_Required action_
The answer is the complete listing below, written out again exactly.

-- Opening Marker --

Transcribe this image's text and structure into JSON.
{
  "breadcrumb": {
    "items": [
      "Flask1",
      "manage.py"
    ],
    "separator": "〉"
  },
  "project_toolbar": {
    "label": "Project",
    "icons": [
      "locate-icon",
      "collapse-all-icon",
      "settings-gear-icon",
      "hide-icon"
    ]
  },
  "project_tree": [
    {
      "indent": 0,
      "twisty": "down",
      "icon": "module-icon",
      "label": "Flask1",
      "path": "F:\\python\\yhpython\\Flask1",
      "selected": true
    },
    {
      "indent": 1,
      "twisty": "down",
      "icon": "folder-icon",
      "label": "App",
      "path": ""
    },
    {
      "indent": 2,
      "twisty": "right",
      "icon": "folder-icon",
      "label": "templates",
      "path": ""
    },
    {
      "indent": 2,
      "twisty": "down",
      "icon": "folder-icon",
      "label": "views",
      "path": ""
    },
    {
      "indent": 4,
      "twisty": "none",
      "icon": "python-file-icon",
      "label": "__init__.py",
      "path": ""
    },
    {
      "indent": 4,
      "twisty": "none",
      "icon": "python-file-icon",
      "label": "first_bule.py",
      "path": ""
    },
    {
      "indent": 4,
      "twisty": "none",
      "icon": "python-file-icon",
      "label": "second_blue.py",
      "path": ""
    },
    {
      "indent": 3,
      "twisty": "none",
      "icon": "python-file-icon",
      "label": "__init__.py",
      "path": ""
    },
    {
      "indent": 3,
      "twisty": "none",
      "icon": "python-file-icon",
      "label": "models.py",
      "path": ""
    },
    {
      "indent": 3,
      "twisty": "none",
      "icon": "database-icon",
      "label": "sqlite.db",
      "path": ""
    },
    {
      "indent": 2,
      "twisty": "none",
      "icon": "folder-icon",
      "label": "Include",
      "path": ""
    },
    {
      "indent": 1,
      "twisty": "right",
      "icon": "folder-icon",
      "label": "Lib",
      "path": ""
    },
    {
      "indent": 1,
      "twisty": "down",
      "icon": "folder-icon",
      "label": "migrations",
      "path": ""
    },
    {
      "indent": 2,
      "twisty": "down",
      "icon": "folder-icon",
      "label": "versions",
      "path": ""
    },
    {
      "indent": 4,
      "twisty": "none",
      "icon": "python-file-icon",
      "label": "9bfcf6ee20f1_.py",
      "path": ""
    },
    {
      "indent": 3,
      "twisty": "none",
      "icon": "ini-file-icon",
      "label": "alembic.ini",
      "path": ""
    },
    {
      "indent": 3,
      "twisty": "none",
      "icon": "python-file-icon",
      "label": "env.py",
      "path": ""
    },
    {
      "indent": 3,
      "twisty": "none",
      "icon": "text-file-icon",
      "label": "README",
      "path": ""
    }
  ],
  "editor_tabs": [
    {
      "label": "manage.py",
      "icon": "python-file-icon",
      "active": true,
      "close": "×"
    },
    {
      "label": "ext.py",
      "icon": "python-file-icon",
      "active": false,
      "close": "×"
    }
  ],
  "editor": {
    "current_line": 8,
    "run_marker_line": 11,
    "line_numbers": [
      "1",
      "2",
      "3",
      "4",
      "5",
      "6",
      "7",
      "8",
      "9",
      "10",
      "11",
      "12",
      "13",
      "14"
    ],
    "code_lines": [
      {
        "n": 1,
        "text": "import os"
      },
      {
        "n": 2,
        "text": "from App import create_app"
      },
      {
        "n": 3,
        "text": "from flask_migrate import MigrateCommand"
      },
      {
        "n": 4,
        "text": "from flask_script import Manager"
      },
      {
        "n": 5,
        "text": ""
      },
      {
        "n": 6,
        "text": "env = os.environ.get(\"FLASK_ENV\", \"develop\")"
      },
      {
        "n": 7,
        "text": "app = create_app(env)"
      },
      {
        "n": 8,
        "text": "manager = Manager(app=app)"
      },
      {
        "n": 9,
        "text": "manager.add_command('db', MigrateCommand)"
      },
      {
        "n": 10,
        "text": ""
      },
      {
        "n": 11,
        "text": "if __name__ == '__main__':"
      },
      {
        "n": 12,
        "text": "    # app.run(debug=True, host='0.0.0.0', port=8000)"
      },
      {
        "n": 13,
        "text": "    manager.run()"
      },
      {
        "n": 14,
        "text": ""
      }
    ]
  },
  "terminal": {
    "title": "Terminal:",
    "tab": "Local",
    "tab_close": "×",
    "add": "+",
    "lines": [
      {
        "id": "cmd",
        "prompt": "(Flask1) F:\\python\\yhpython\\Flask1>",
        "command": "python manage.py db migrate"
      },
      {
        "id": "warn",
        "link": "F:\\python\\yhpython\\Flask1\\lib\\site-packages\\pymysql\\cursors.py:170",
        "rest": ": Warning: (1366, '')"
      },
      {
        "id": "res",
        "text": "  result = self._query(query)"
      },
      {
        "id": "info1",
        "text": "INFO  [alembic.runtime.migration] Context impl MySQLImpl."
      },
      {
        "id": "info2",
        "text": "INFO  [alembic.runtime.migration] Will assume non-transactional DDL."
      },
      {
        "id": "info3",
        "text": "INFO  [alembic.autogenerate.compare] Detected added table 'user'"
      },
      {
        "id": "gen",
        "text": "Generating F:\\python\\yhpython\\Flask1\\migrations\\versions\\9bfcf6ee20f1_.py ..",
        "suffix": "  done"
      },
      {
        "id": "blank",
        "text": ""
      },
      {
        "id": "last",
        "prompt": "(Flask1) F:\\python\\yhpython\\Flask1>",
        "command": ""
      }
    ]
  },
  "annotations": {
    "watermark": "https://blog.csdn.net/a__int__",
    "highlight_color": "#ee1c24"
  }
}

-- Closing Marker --

_Result of this exercise_
Transcribe this image's text and structure into JSON.
{
  "breadcrumb": {
    "items": [
      "Flask1",
      "manage.py"
    ],
    "separator": "〉"
  },
  "project_toolbar": {
    "label": "Project",
    "icons": [
      "locate-icon",
      "collapse-all-icon",
      "settings-gear-icon",
      "hide-icon"
    ]
  },
  "project_tree": [
    {
      "indent": 0,
      "twisty": "down",
      "icon": "module-icon",
      "label": "Flask1",
      "path": "F:\\python\\yhpython\\Flask1",
      "selected": true
    },
    {
      "indent": 1,
      "twisty": "down",
      "icon": "folder-icon",
      "label": "App",
      "path": ""
    },
    {
      "indent": 2,
      "twisty": "right",
      "icon": "folder-icon",
      "label": "templates",
      "path": ""
    },
    {
      "indent": 2,
      "twisty": "down",
      "icon": "folder-icon",
      "label": "views",
      "path": ""
    },
    {
      "indent": 4,
      "twisty": "none",
      "icon": "python-file-icon",
      "label": "__init__.py",
      "path": ""
    },
    {
      "indent": 4,
      "twisty": "none",
      "icon": "python-file-icon",
      "label": "first_bule.py",
      "path": ""
    },
    {
      "indent": 4,
      "twisty": "none",
      "icon": "python-file-icon",
      "label": "second_blue.py",
      "path": ""
    },
    {
      "indent": 3,
      "twisty": "none",
      "icon": "python-file-icon",
      "label": "__init__.py",
      "path": ""
    },
    {
      "indent": 3,
      "twisty": "none",
      "icon": "python-file-icon",
      "label": "models.py",
      "path": ""
    },
    {
      "indent": 3,
      "twisty": "none",
      "icon": "database-icon",
      "label": "sqlite.db",
      "path": ""
    },
    {
      "indent": 2,
      "twisty": "none",
      "icon": "folder-icon",
      "label": "Include",
      "path": ""
    },
    {
      "indent": 1,
      "twisty": "right",
      "icon": "folder-icon",
      "label": "Lib",
      "path": ""
    },
    {
      "indent": 1,
      "twisty": "down",
      "icon": "folder-icon",
      "label": "migrations",
      "path": ""
    },
    {
      "indent": 2,
      "twisty": "down",
      "icon": "folder-icon",
      "label": "versions",
      "path": ""
    },
    {
      "indent": 4,
      "twisty": "none",
      "icon": "python-file-icon",
      "label": "9bfcf6ee20f1_.py",
      "path": ""
    },
    {
      "indent": 3,
      "twisty": "none",
      "icon": "ini-file-icon",
      "label": "alembic.ini",
      "path": ""
    },
    {
      "indent": 3,
      "twisty": "none",
      "icon": "python-file-icon",
      "label": "env.py",
      "path": ""
    },
    {
      "indent": 3,
      "twisty": "none",
      "icon": "text-file-icon",
      "label": "README",
      "path": ""
    }
  ],
  "editor_tabs": [
    {
      "label": "manage.py",
      "icon": "python-file-icon",
      "active": true,
      "close": "×"
    },
    {
      "label": "ext.py",
      "icon": "python-file-icon",
      "active": false,
      "close": "×"
    }
  ],
  "editor": {
    "current_line": 8,
    "run_marker_line": 11,
    "line_numbers": [
      "1",
      "2",
      "3",
      "4",
      "5",
      "6",
      "7",
      "8",
      "9",
      "10",
      "11",
      "12",
      "13",
      "14"
    ],
    "code_lines": [
      {
        "n": 1,
        "text": "import os"
      },
      {
        "n": 2,
        "text": "from App import create_app"
      },
      {
        "n": 3,
        "text": "from flask_migrate import MigrateCommand"
      },
      {
        "n": 4,
        "text": "from flask_script import Manager"
      },
      {
        "n": 5,
        "text": ""
      },
      {
        "n": 6,
        "text": "env = os.environ.get(\"FLASK_ENV\", \"develop\")"
      },
      {
        "n": 7,
        "text": "app = create_app(env)"
      },
      {
        "n": 8,
        "text": "manager = Manager(app=app)"
      },
      {
        "n": 9,
        "text": "manager.add_command('db', MigrateCommand)"
      },
      {
        "n": 10,
        "text": ""
      },
      {
        "n": 11,
        "text": "if __name__ == '__main__':"
      },
      {
        "n": 12,
        "text": "    # app.run(debug=True, host='0.0.0.0', port=8000)"
      },
      {
        "n": 13,
        "text": "    manager.run()"
      },
      {
        "n": 14,
        "text": ""
      }
    ]
  },
  "terminal": {
    "title": "Terminal:",
    "tab": "Local",
    "tab_close": "×",
    "add": "+",
    "lines": [
      {
        "id": "cmd",
        "prompt": "(Flask1) F:\\python\\yhpython\\Flask1>",
        "command": "python manage.py db migrate"
      },
      {
        "id": "warn",
        "link": "F:\\python\\yhpython\\Flask1\\lib\\site-packages\\pymysql\\cursors.py:170",
        "rest": ": Warning: (1366, '')"
      },
      {
        "id": "res",
        "text": "  result = self._query(query)"
      },
      {
        "id": "info1",
        "text": "INFO  [alembic.runtime.migration] Context impl MySQLImpl."
      },
      {
        "id": "info2",
        "text": "INFO  [alembic.runtime.migration] Will assume non-transactional DDL."
      },
      {
        "id": "info3",
        "text": "INFO  [alembic.autogenerate.compare] Detected added table 'user'"
      },
      {
        "id": "gen",
        "text": "Generating F:\\python\\yhpython\\Flask1\\migrations\\versions\\9bfcf6ee20f1_.py ..",
        "suffix": "  done"
      },
      {
        "id": "blank",
        "text": ""
      },
      {
        "id": "last",
        "prompt": "(Flask1) F:\\python\\yhpython\\Flask1>",
        "command": ""
      }
    ]
  },
  "annotations": {
    "watermark": "https://blog.csdn.net/a__int__",
    "highlight_color": "#ee1c24"
  }
}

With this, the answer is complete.